How to Lose the Mommy Guilt

Is it possible? Not surprisingly, Mommy Guilt is a hot topic. We’re explored that in a session called, “Lose the Mommy Guilt: Juggling Family Life and Blogging” at the Type A Mom Conference.

We were excited to be on a panel with Molly Gold and Kim Coleman to listen to you and how Mommy Guilt manifests. This session was great because each of the panelists are so different, that together we provided a range of solutions and perspectives.

We shared our Yoga Parenting tools on how to manage the beast! Of course, the Universe provided ample material!

As I prepared to leave for the conference, in characteristic “Practical Mommy” fashion, I had my T-48 hours to departure To-Do List. Of course, the problem with having everything so perfectly orchestrated is that any one hitch in plans means the wheels go flying off the bus, right? So on the day I was supposed to get on a plane, my daughter had an “emergency” with her homework and my son wets the bed! And as I navigated all this, I chuckled to myself because as Zen Mommy always says, “We teach what we most need to learn.” Balance. Aaaaah.

Linda Sellers, our moderator, started the session with the Webster’s Definition of “Guilt:” a feeling of culpability for offenses.

Where does that feeling of culpability, of having done something wrong stem from?
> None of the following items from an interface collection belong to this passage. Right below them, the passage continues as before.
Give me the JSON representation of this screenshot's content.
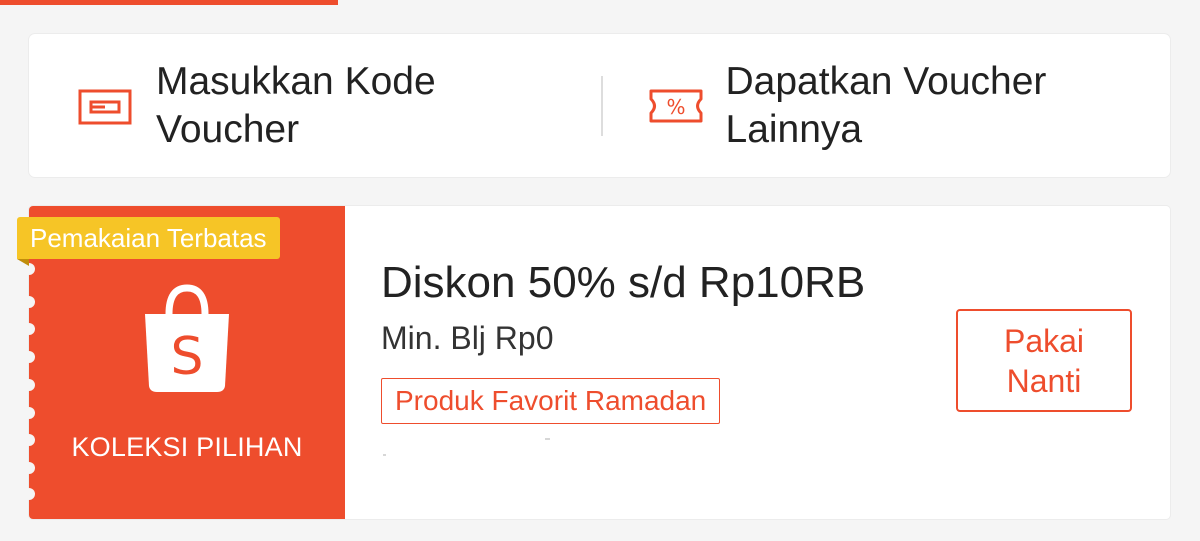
{
  "colors": {
    "accent": "#ee4d2d",
    "badge": "#f6c526",
    "background": "#f5f5f5"
  },
  "voucher_actions": {
    "enter_code": {
      "label": "Masukkan Kode\nVoucher",
      "icon": "voucher-card-icon"
    },
    "get_more": {
      "label": "Dapatkan Voucher\nLainnya",
      "icon": "percent-ticket-icon"
    }
  },
  "voucher": {
    "badge": "Pemakaian Terbatas",
    "logo_icon": "shopee-bag-icon",
    "logo_letter": "S",
    "collection_label": "KOLEKSI PILIHAN",
    "title": "Diskon 50% s/d Rp10RB",
    "min_spend": "Min. Blj Rp0",
    "category_tag": "Produk Favorit Ramadan",
    "action_button": "Pakai\nNanti"
  }
}
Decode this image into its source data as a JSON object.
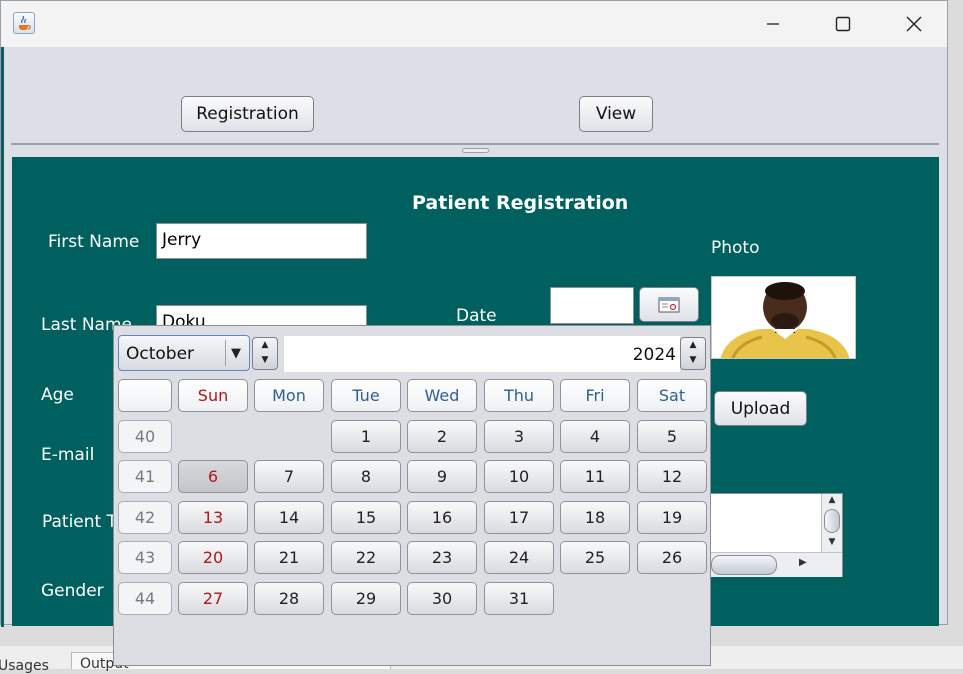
{
  "toolbar": {
    "registration_label": "Registration",
    "view_label": "View"
  },
  "form": {
    "title": "Patient Registration",
    "first_name_label": "First Name",
    "first_name_value": "Jerry",
    "last_name_label": "Last Name",
    "last_name_value": "Doku",
    "date_label": "Date",
    "date_value": "",
    "photo_label": "Photo",
    "age_label": "Age",
    "email_label": "E-mail",
    "patient_type_label": "Patient T",
    "gender_label": "Gender",
    "upload_label": "Upload"
  },
  "calendar": {
    "month": "October",
    "year": "2024",
    "weekdays": [
      "Sun",
      "Mon",
      "Tue",
      "Wed",
      "Thu",
      "Fri",
      "Sat"
    ],
    "weeks": [
      {
        "week": "40",
        "days": [
          "",
          "",
          "",
          "1",
          "2",
          "3",
          "4",
          "5"
        ]
      },
      {
        "week": "41",
        "days": [
          "6",
          "7",
          "8",
          "9",
          "10",
          "11",
          "12"
        ]
      },
      {
        "week": "42",
        "days": [
          "13",
          "14",
          "15",
          "16",
          "17",
          "18",
          "19"
        ]
      },
      {
        "week": "43",
        "days": [
          "20",
          "21",
          "22",
          "23",
          "24",
          "25",
          "26"
        ]
      },
      {
        "week": "44",
        "days": [
          "27",
          "28",
          "29",
          "30",
          "31"
        ]
      }
    ],
    "selected_day": "6",
    "colors": {
      "sunday": "#b01818",
      "weekday_header": "#2e5f93"
    }
  },
  "icons": {
    "app": "java-icon",
    "calendar_button": "calendar-icon"
  },
  "bottom_tabs": {
    "left": "Usages",
    "right": "Output"
  }
}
I contend that it comes from our tendency to JUDGE OURSELVES.

For example,  I can’t live without my to-do lists. As Practical Mommy and not unlike @MyGoMom, it’s one of my go-to solutions.  But it is important to remember that the list is a tool, a means to an end rather than an end in itself. My tendency is to look at the list at the end of the day and evaluate the success of my day by the number of items I got to check off the list. It’s our human nature, er, habit to judge something/everything as either GOOD or BAD. Judgement is the root of Mommy Guilt and really, all guilt.

However, if we can withhold judgement and remember that when things don’t go according to plan, it doesn’t mean #FAIL! It just meant that reality did not match your preconceived vision. Did I mention that Zen Mommy had to cancel at the last minute? Our panel was planned as a panel of FOUR. Instead it was three plus a video post from Zen Mommy on How to Be a Happy (Not Guilty) Mama!

I loved Kim’s response to Mommy Guilt. She explained that she does not fall victim to this very often but when she does, it must mean that something is truly out of balance. Guilt is a red flag that lets her know that something in her life needs to change because the way she’s doing it at the moment, is not working, which led to the next topic.

Life Balance
We asked the audience for their definition of balance and you responded: Peace. Stability.

I happen to agree. I used to think that being balanced meant that all the different “silos” of my life were equal: my house column, my children column, my career column, my personal fulfillment column… if I had devoted equal amounts of time and energy towards each of these in a given period of time, say a day or a week or a month, yay for me! I was “balanced.” I realized that as Molly pointed out, this is “a myth!”

As my life has shifted, I realized that I can tap into feelings of peace and stability at any time. Any moment. Really. By taking a deep breath and getting re-settled in my body, I can be balanced. And when I am balanced, I can more clearly see what priorities need to go on my to-do lists and tackle those to-do’s with intention rather than frenetic energy… which I believe is the experience we are all trying to avoid, right?

My favorite trick is using the breath, Yoga-style of course, to tune and re-center myself. Here’s a quick video demonstration:

Kim also pointed out that everything is constantly changing. There are times when you will spend more time on work and other times you’ll spend more time with your family, depending on what needs attending or even what stage of life your children are in. I loved her takeaway that whatever is happening, nothing lasts for very long — good or bad.

Molly also reminded everyone that it’s important to figure out what works for you because each mom and family is different. What may seem like too much for you (like going to kids’ sporting events endlessly), may be a joy for another mom.

Someone in the audience brought up the challenge of blogging versus family, especially when blogging is not yet contributing to the family financially.

Of course you know me… I am a strong advocate for moms (anyone, really) going after their dreams and passions. A passion infuses happy energy into everything we do, even and especially our parenting. As moms, don’t we want our children to go after their dreams? If we are not willing to allow ourselves our own dreams, how do we expect them to do it?!

If you attended the session and have any more questions, please feel free to leave them in the comments. I would love, love, love for us to share more on mommy guilt and on life balance. We can all learn from each other.

Thank you so much, Molly, Kim and Linda. I’m sure I missed some sage words of advice so if you can remember more from the panel, please add them here.

Related Articles

How to Keep Following Your Bliss

How to Minimize Mommy Guilt

How to Stop “Shoulding” On Yourself

How to Be Enough

How to Recognize Warning Signs

An Interview with Sarah Susanka, bestselling author of The Not So Big Life

Practical Mommy is Ria Sharon, co-creator of the Yoga Parenting course. Are you ready for parenting to be easier, more fun and less stressful?